Everyone can see those heroes who are out in the community, putting their lives on the line day-to-day. We are grateful for these brave men and women who are within the police, fire and EMS. When they respond the public can put a face or uniform with the person. There will never be enough “thank yous” to tell these men and women how grateful we are for them.
The ones that you can’t see, the dispatchers, are sitting or standing behind a desk somewhere in a windowless room. There are endless callers, each year who advise the dispatcher they need real help, not “just a dispatcher!” These unseen heroes are more than just dispatchers.
Did you know that person you called “just a dispatcher” has the skills to save your life without even touching or seeing you?
Just a dispatcher has the power to notify the ambulance while simultaneously tell you how to help save your choking child.
Just a dispatcher keeps track up to nine police officers, three ambulance crews and multiple firefighters all at the same time.
Just a dispatcher can locate you by asking key questions to send the correct help quickly.
Just a dispatcher goes hours without a bite to eat just to answer those endless calls for help.
Just a dispatcher is there to answer the call on everyone’s worst days.
Just a dispatcher has heard the gunshot whether it be self-inflicted, or someone has been shot.
Just a dispatcher talks to the scared child while giving the responding deputy directions to the domestic.
Just a dispatcher hears the loved one’s pleas for them to take one more breath.
Just a dispatcher is the first to hear the scene of many types, but will probably never know the outcome once the phone hangs up.
Just a dispatcher never knows what type of call they will answer. A dispatcher will ask all those questions to ensure the responding agency knows what type of scene they will be rolling up on.
Just a dispatcher spends many hours away from their family to help yours. Many family functions, holidays and school events are missed by dispatchers while they are answering your calls for help.
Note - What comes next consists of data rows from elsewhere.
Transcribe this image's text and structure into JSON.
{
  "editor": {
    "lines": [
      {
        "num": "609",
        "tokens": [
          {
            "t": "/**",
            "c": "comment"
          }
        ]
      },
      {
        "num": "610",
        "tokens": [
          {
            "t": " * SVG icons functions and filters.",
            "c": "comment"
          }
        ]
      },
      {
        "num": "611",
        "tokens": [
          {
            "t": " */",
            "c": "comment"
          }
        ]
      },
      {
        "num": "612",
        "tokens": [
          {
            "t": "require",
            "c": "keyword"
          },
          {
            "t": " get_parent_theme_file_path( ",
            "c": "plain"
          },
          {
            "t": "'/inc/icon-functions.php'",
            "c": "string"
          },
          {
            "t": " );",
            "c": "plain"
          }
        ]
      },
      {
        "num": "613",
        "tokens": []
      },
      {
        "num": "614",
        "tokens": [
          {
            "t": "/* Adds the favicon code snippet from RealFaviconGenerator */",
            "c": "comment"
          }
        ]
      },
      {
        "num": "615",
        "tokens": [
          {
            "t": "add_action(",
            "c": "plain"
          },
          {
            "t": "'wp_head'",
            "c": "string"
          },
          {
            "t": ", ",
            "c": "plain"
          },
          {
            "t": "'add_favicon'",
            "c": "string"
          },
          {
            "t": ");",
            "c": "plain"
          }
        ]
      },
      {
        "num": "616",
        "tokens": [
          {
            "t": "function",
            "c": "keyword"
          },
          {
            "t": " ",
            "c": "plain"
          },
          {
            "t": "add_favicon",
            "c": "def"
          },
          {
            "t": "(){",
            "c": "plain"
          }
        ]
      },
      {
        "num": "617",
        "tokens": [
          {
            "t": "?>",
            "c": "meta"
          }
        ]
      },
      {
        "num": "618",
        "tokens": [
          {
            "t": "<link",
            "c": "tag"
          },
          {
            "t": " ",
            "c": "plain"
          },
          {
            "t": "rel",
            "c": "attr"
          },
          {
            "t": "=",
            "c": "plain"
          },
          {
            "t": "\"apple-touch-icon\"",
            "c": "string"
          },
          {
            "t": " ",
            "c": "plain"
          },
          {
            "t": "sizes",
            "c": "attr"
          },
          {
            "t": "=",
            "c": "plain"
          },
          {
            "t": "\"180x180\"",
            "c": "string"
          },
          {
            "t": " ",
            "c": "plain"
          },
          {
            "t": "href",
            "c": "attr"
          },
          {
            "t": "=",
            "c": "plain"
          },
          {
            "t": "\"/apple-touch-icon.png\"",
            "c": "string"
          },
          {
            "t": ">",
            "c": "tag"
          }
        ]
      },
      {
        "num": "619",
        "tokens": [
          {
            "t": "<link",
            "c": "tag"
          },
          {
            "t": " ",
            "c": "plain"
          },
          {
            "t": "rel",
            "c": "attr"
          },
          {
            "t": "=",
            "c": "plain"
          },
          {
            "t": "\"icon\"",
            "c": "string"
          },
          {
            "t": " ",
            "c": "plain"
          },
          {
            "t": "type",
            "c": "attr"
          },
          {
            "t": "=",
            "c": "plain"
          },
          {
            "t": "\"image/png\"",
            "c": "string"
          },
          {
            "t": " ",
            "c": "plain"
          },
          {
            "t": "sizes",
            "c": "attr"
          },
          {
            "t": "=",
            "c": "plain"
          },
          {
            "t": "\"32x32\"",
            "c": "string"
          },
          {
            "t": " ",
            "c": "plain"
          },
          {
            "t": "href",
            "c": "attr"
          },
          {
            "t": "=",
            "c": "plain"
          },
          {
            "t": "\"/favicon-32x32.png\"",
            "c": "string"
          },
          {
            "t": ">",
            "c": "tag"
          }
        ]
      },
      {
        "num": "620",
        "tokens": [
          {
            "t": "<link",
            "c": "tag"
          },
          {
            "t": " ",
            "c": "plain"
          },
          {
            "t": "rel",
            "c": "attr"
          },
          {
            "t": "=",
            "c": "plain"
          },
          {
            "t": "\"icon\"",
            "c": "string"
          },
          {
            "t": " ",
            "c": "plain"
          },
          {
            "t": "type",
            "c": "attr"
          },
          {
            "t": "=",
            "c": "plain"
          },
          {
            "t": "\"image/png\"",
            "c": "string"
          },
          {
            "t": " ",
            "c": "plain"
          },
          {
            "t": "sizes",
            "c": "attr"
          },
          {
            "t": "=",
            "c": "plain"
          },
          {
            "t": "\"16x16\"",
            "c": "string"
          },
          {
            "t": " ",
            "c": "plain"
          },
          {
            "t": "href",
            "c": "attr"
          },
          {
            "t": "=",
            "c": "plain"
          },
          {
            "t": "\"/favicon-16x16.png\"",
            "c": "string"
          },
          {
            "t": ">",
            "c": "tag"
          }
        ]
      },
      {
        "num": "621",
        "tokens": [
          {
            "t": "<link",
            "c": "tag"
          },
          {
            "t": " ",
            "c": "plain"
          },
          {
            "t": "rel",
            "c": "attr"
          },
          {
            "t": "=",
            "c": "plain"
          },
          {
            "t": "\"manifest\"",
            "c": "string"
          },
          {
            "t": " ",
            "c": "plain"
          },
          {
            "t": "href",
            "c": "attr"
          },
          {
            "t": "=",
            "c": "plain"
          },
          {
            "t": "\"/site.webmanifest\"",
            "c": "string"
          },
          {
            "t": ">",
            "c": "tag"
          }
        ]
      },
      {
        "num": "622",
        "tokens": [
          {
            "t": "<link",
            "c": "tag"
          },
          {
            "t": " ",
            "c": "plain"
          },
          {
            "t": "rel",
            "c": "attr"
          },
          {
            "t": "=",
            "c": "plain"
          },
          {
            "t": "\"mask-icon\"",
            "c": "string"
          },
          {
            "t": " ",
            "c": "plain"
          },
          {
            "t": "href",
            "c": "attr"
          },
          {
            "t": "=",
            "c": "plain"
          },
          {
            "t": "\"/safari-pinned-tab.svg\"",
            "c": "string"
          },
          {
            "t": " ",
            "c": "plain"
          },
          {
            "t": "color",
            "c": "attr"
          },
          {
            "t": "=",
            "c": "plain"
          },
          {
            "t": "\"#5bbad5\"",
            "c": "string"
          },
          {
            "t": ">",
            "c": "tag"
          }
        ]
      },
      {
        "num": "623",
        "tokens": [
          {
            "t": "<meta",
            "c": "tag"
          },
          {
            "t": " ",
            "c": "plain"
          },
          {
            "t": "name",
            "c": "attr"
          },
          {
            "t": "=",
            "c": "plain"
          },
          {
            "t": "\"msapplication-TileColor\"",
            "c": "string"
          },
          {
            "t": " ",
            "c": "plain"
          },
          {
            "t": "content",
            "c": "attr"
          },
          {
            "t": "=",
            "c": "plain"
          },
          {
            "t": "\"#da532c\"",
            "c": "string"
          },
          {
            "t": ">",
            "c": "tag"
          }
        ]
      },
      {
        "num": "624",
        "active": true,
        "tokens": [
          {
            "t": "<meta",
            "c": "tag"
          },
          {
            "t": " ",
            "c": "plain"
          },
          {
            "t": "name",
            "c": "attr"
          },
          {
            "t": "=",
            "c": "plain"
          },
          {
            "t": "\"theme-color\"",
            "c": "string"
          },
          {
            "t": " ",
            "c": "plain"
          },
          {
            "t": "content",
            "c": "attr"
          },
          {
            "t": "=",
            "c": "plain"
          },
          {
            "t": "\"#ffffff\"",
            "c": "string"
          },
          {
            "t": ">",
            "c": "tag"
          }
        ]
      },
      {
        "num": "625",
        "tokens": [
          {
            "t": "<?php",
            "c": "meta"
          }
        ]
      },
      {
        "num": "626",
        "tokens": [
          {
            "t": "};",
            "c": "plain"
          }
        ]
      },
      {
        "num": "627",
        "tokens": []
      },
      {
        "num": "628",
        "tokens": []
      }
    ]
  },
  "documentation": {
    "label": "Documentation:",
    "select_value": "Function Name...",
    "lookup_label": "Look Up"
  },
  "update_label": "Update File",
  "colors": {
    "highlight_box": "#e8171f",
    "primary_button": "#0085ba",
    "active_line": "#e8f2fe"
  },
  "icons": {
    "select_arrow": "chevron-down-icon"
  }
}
Dispatchers do not get the privilege of stopping by a child’s ballgame or stepping away from the office to have dinner with family, while on duty. Dispatching is not a 9-to-5 job, it is an every second (all 31,536,000 seconds of the year) career. Emergencies are not scheduled events, therefore someone is always there to answer your call for help.
If this is what “Just a Dispatcher” does, then Texas County, I am proud to say, you only “just” have some of the best dispatchers around.
Dispatchers have supervisors who guide and review their work and making sure all is done correctly – just as everyone else. However, just a dispatcher also has fire departments, deputies, officers, EMS personnel and the public critiquing their every dispatch. A dispatcher may make one small mistake out of a thousand calls. That mistake will stand out in comparison to all the countless calls handled without a glitch.
No one remembers it was a dispatcher who calmed the caller down to get vital information. No one remembers it was just the dispatcher who informed the officer that the assailant had a gun. No one remembers it was a dispatcher who talked a scared wife through CPR instructions for her husband. No one remembers it was a dispatcher who talked to the frightened child on the phone, when they arrived home from school to find mom and dad were not there.
Please consider this before the next time you call these unseen heroes “Just a Dispatcher.”
Have you thanked your dispatchers (telecommunicators) lately?
National Public Safety Telecommunications week is April 14-20. This week is set aside to celebrate such heroes as these; please join me and saying thank you to the ones behind the unseen voices of 911.
Check out our Facebook page to learn more about each of the dispatchers and great work that they do.
The Texas County Emergency Services office in Houston is funded by a 3/8-cent countywide sales tax approved by voters in 2013. Assistant director Terra Culley can be reached by phone at 417-967-5309 or by email at firstname.lastname@example.org.